A Canadian man marks the first bird flu death in North America, officials from the country reported Wednesday. The Alberta man initially contracted the virus while travelling abroad in Beijing, China, where infected poultry and dense population has made the H5N1 strain particularly virulent.
So far, no cases of H5N1 have been reported in the United States among both humans and animals, and, in fact, this is the first case ever, the officials said, of someone bringing the virus across international lines to a country where the disease isn’t already present. Rona Ambrose, Canadian’s Health Minister, said people shouldn’t be worried about contracting the virus.
"As Canada's Health Minister I want to reassure the public this is an isolated case,” said Ambrose, according to CNN. "The risk of H5N1 to Canadians is very low. There is no evidence of sustained human-to-human transmission. It is also important for Canadians to know that this case is not part of the seasonal flu which circulates in Canada every year."

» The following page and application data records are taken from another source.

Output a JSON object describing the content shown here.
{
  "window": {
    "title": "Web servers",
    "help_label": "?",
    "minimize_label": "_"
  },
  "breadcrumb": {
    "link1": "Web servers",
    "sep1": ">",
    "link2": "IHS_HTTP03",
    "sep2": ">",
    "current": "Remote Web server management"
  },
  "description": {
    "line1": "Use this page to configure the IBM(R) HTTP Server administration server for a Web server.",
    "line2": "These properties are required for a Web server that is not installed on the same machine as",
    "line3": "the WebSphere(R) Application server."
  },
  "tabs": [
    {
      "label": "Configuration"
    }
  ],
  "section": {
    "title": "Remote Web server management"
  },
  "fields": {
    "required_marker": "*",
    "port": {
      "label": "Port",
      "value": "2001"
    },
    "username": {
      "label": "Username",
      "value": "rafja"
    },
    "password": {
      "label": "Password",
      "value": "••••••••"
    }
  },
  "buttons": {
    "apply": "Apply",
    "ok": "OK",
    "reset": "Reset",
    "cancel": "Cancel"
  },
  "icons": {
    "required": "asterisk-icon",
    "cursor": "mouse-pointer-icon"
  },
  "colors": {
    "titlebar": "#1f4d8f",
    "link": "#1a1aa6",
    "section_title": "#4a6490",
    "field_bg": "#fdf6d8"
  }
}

Most strains of bird flu aren’t disease-causing in humans. But then there are others, which are known as zoonotic, meaning they can infect humans and cause disease, according to the World Health Organization. Among these strains are H7N7, H9N2, and, since it started circulating around parts of northeast Africa and Asia in 1997, H5N1.
While it may be disheartening, troublesome even, to hear the H5N1 strain has made its way to North America, since 2003 only 648 human cases of the virus have been detected. According to the Centers for Disease Control and Prevention, people do not need to take special precautions as a result of the outbreak in Canada, nor are there any restrictions for people traveling “to any of the countries affected by highly pathogenic avian influenza (HPAI) A (H5N1) virus in poultry.”